*** MATERIAL TO PROCESS ***

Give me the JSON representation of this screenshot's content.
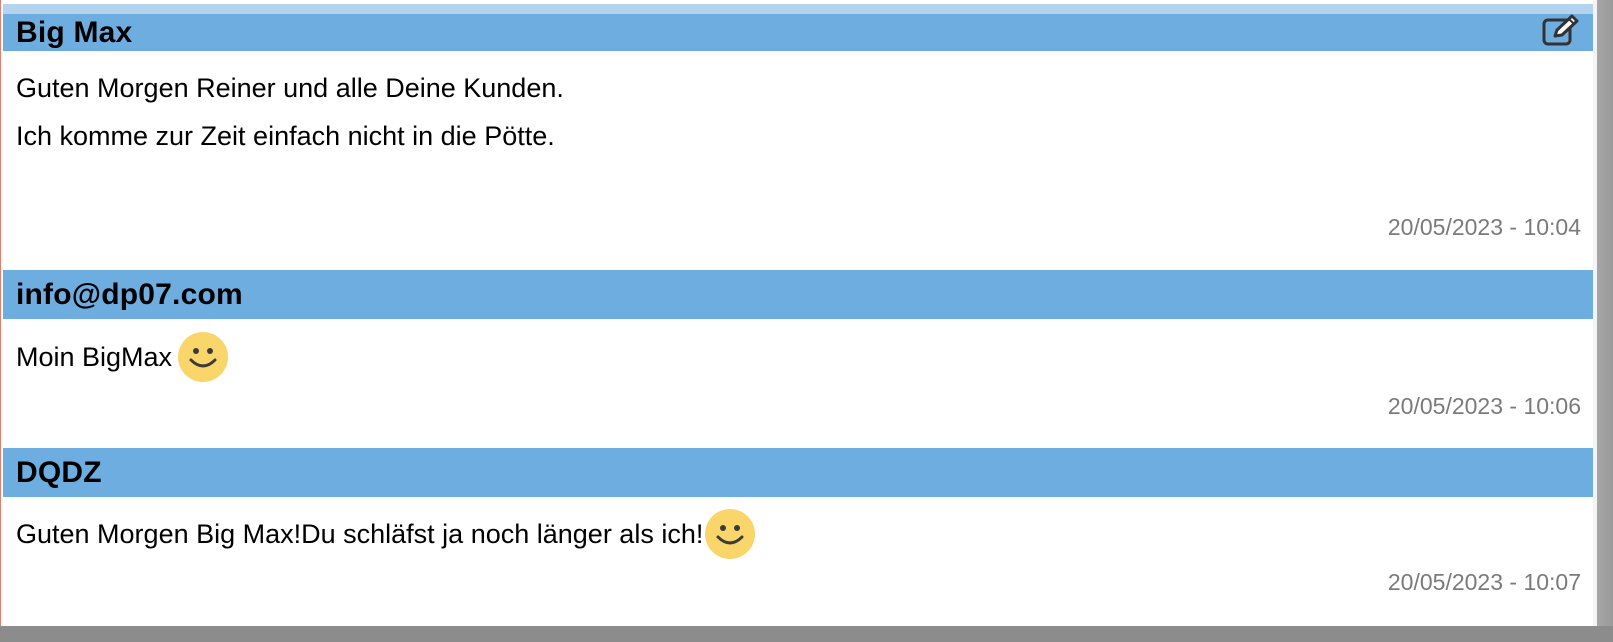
{
  "posts": [
    {
      "author": "Big Max",
      "lines": [
        "Guten Morgen Reiner und alle Deine Kunden.",
        "Ich komme zur Zeit einfach nicht in die Pötte."
      ],
      "timestamp": "20/05/2023 - 10:04",
      "has_edit": true,
      "edit_icon": "edit-icon"
    },
    {
      "author": "info@dp07.com",
      "lines": [
        "Moin BigMax"
      ],
      "timestamp": "20/05/2023 - 10:06",
      "emoji": "smiley-icon"
    },
    {
      "author": "DQDZ",
      "lines": [
        "Guten Morgen Big Max!Du schläfst ja noch länger als ich!"
      ],
      "timestamp": "20/05/2023 - 10:07",
      "emoji": "smiley-icon"
    }
  ],
  "colors": {
    "header_bg": "#6eade0",
    "timestamp": "#7a7a7a",
    "smiley": "#f9d56a"
  }
}
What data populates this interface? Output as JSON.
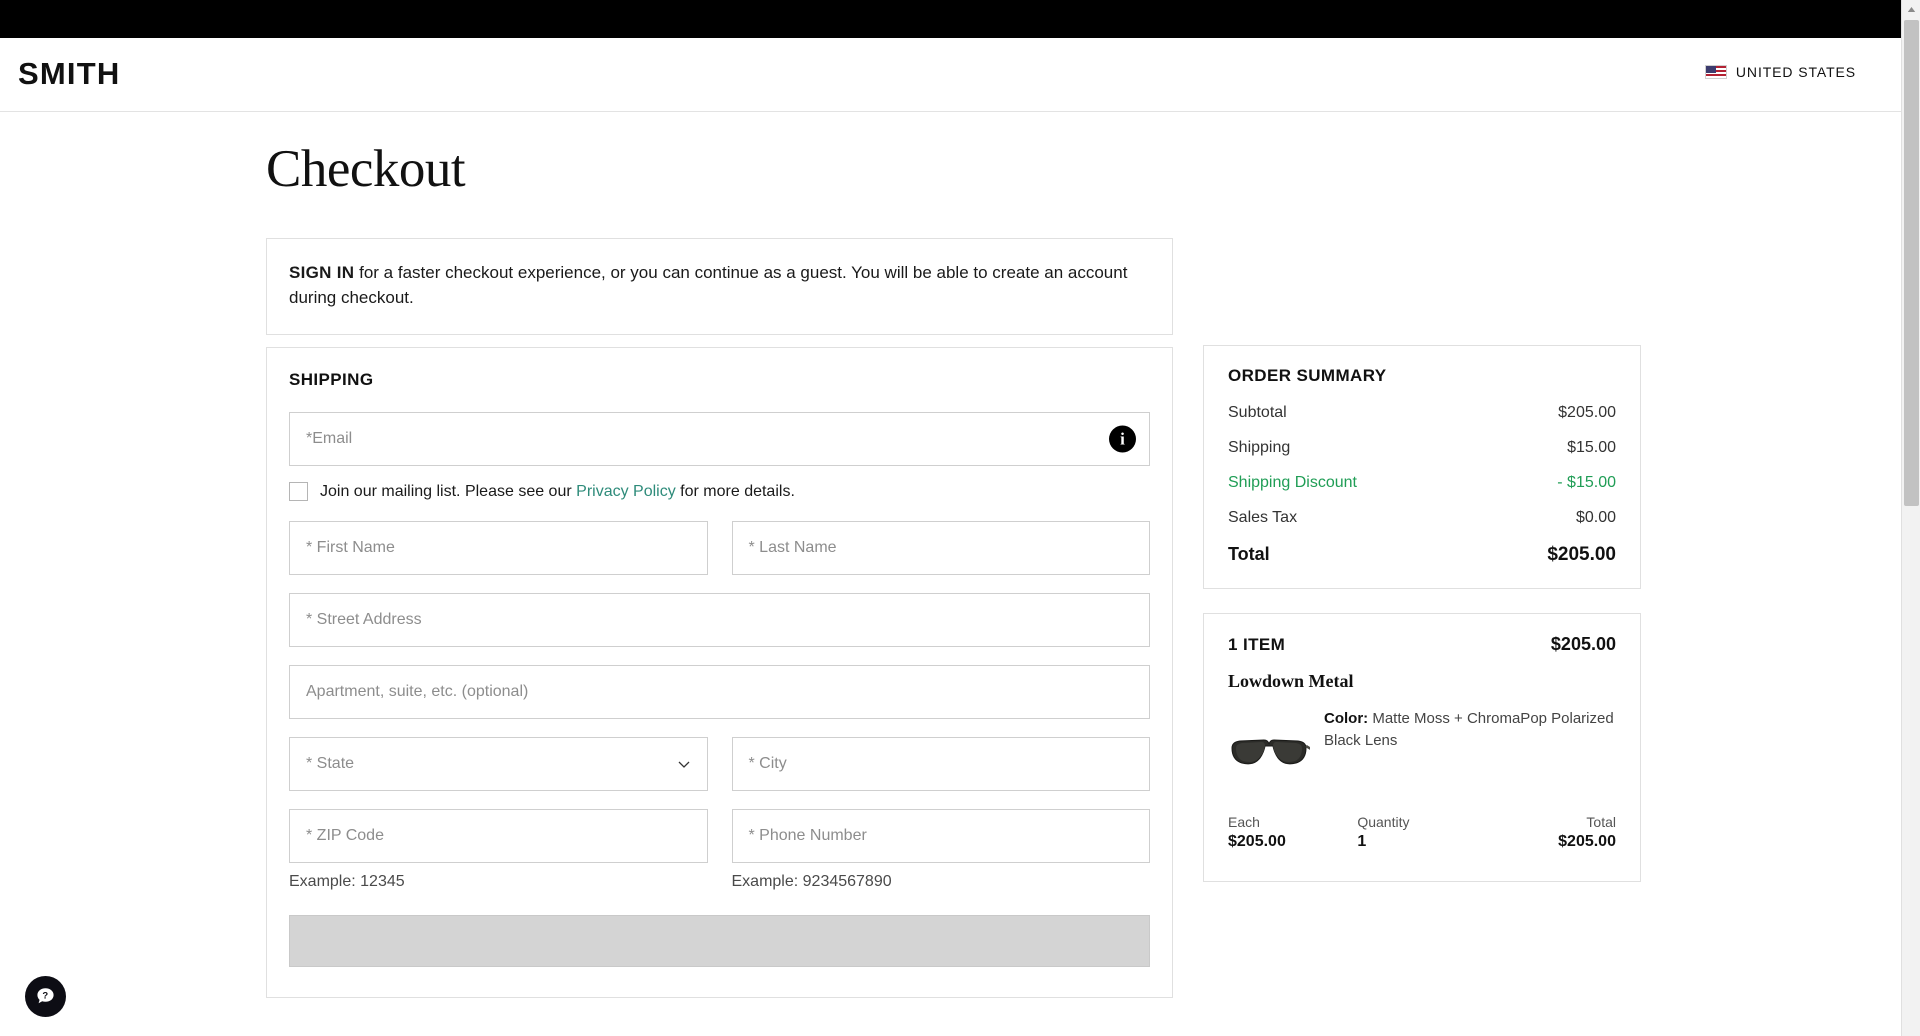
{
  "header": {
    "logo": "SMITH",
    "country": "UNITED STATES",
    "flag_icon": "us-flag-icon"
  },
  "page": {
    "title": "Checkout"
  },
  "signin": {
    "strong": "SIGN IN",
    "rest": " for a faster checkout experience, or you can continue as a guest. You will be able to create an account during checkout."
  },
  "shipping": {
    "section_title": "SHIPPING",
    "email_placeholder": "*Email",
    "info_icon": "info-icon",
    "mailing": {
      "before": "Join our mailing list. Please see our",
      "link": "Privacy Policy",
      "after": "for more details."
    },
    "first_name_placeholder": "* First Name",
    "last_name_placeholder": "* Last Name",
    "street_placeholder": "* Street Address",
    "apartment_placeholder": "Apartment, suite, etc. (optional)",
    "state_placeholder": "* State",
    "city_placeholder": "* City",
    "zip_placeholder": "* ZIP Code",
    "phone_placeholder": "* Phone Number",
    "zip_hint": "Example: 12345",
    "phone_hint": "Example: 9234567890"
  },
  "order_summary": {
    "title": "ORDER SUMMARY",
    "rows": [
      {
        "label": "Subtotal",
        "value": "$205.00"
      },
      {
        "label": "Shipping",
        "value": "$15.00"
      },
      {
        "label": "Shipping Discount",
        "value": "- $15.00"
      },
      {
        "label": "Sales Tax",
        "value": "$0.00"
      }
    ],
    "total_label": "Total",
    "total_value": "$205.00",
    "discount_color": "#1f9d55"
  },
  "item": {
    "count_label": "1 ITEM",
    "price": "$205.00",
    "name": "Lowdown Metal",
    "color_label": "Color:",
    "color_value": "Matte Moss + ChromaPop Polarized Black Lens",
    "each_label": "Each",
    "each_value": "$205.00",
    "quantity_label": "Quantity",
    "quantity_value": "1",
    "total_label": "Total",
    "total_value": "$205.00",
    "thumbnail_icon": "sunglasses-thumbnail"
  },
  "help": {
    "icon": "question-mark-help-icon"
  }
}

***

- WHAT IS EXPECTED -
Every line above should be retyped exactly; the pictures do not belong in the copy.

- ANSWER SECTION -
Give me the JSON representation of this screenshot's content.
{
  "posts": [
    {
      "author": "Big Max",
      "lines": [
        "Guten Morgen Reiner und alle Deine Kunden.",
        "Ich komme zur Zeit einfach nicht in die Pötte."
      ],
      "timestamp": "20/05/2023 - 10:04",
      "has_edit": true,
      "edit_icon": "edit-icon"
    },
    {
      "author": "info@dp07.com",
      "lines": [
        "Moin BigMax"
      ],
      "timestamp": "20/05/2023 - 10:06",
      "emoji": "smiley-icon"
    },
    {
      "author": "DQDZ",
      "lines": [
        "Guten Morgen Big Max!Du schläfst ja noch länger als ich!"
      ],
      "timestamp": "20/05/2023 - 10:07",
      "emoji": "smiley-icon"
    }
  ],
  "colors": {
    "header_bg": "#6eade0",
    "timestamp": "#7a7a7a",
    "smiley": "#f9d56a"
  }
}
What data populates this interface? Output as JSON.
{
  "header": {
    "logo": "SMITH",
    "country": "UNITED STATES",
    "flag_icon": "us-flag-icon"
  },
  "page": {
    "title": "Checkout"
  },
  "signin": {
    "strong": "SIGN IN",
    "rest": " for a faster checkout experience, or you can continue as a guest. You will be able to create an account during checkout."
  },
  "shipping": {
    "section_title": "SHIPPING",
    "email_placeholder": "*Email",
    "info_icon": "info-icon",
    "mailing": {
      "before": "Join our mailing list. Please see our",
      "link": "Privacy Policy",
      "after": "for more details."
    },
    "first_name_placeholder": "* First Name",
    "last_name_placeholder": "* Last Name",
    "street_placeholder": "* Street Address",
    "apartment_placeholder": "Apartment, suite, etc. (optional)",
    "state_placeholder": "* State",
    "city_placeholder": "* City",
    "zip_placeholder": "* ZIP Code",
    "phone_placeholder": "* Phone Number",
    "zip_hint": "Example: 12345",
    "phone_hint": "Example: 9234567890"
  },
  "order_summary": {
    "title": "ORDER SUMMARY",
    "rows": [
      {
        "label": "Subtotal",
        "value": "$205.00"
      },
      {
        "label": "Shipping",
        "value": "$15.00"
      },
      {
        "label": "Shipping Discount",
        "value": "- $15.00"
      },
      {
        "label": "Sales Tax",
        "value": "$0.00"
      }
    ],
    "total_label": "Total",
    "total_value": "$205.00",
    "discount_color": "#1f9d55"
  },
  "item": {
    "count_label": "1 ITEM",
    "price": "$205.00",
    "name": "Lowdown Metal",
    "color_label": "Color:",
    "color_value": "Matte Moss + ChromaPop Polarized Black Lens",
    "each_label": "Each",
    "each_value": "$205.00",
    "quantity_label": "Quantity",
    "quantity_value": "1",
    "total_label": "Total",
    "total_value": "$205.00",
    "thumbnail_icon": "sunglasses-thumbnail"
  },
  "help": {
    "icon": "question-mark-help-icon"
  }
}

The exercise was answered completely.